  • Engine, 0-60mph and gearbox
  • Suspension and ride comfort
  • Handling
  • Noise and vibration

Performance & drive

What it’s like to drive, and how quiet it is

Engine, 0-60mph and gearbox

After its 2020 update, the Volkswagen Up is offered with a choice of two petrol engines: a 1.0-litre with 59bhp, or a turbocharged unit with 113bhp that’s reserved for the sportier Up GTI model.

It’s a bit of a shame that VW chose to ditch the engines that previously filled that power gap; while the 59bhp engine has enough pep for inner-city driving, trying to reach motorway speeds is an outright struggle, and you’d have to wait for a long stretch of country road if you need to overtake a tractor.

However, that's only true if you stick with 14in or 15in wheels. Upgrading to 16in ones brings a noticeably firmer ride, while the largest 17in alloys that are standard on the Up GTI (and optional on R-Line) cause it to crash and bang over severe bumps. The stiffer sports suspension that comes with R-Line and GTI models doesn’t help, further emphasising such surface imperfections.

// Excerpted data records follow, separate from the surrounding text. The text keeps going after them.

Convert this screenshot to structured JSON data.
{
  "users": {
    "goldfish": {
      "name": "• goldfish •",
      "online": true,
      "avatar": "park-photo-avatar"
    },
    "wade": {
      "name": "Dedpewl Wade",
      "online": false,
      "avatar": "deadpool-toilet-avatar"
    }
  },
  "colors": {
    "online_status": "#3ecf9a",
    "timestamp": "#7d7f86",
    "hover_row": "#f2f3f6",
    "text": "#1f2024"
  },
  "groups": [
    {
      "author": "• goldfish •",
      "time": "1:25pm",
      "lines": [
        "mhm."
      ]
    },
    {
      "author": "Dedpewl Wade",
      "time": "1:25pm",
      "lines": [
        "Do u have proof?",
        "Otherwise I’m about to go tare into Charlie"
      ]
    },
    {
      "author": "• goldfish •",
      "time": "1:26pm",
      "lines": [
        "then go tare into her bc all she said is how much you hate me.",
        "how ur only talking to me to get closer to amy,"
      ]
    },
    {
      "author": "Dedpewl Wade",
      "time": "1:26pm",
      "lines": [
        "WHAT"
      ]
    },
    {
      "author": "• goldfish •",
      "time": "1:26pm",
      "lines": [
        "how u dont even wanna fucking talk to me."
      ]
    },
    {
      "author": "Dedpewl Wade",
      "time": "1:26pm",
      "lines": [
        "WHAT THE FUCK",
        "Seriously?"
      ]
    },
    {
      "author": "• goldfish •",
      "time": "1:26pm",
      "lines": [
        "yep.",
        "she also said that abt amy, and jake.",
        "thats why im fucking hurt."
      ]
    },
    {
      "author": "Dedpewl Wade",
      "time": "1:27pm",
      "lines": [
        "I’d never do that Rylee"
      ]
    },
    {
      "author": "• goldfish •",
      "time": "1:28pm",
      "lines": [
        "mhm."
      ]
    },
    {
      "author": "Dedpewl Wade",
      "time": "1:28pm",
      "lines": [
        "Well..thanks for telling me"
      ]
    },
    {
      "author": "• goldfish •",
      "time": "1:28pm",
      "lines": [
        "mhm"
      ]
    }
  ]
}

Volkswagen Up 2020 RHD rear tracking

Handling

This is where the Up really does put rival cars to shame. It handles in a much more sophisticated and grown-up fashion than all of its peers, apart from the Kia Picanto.

Its precise steering is light enough to make low-speed manoeuvres easy work, but weights up enough as you turn the wheel to give you lots of confidence along faster, twisting roads. Throw in a decent amount of grip and surprisingly tidy body control (the Up doesn't lean over through tight corners as markedly as some rivals) and you end up with a car that’s genuinely fun to drive.

New car deals
Save up to £413
Target Price from £13,581
Save up to £413
or from £178pm
Swipe to see used and leasing deals
Nearly new deals
From £12,990
Leasing deals
From £206pm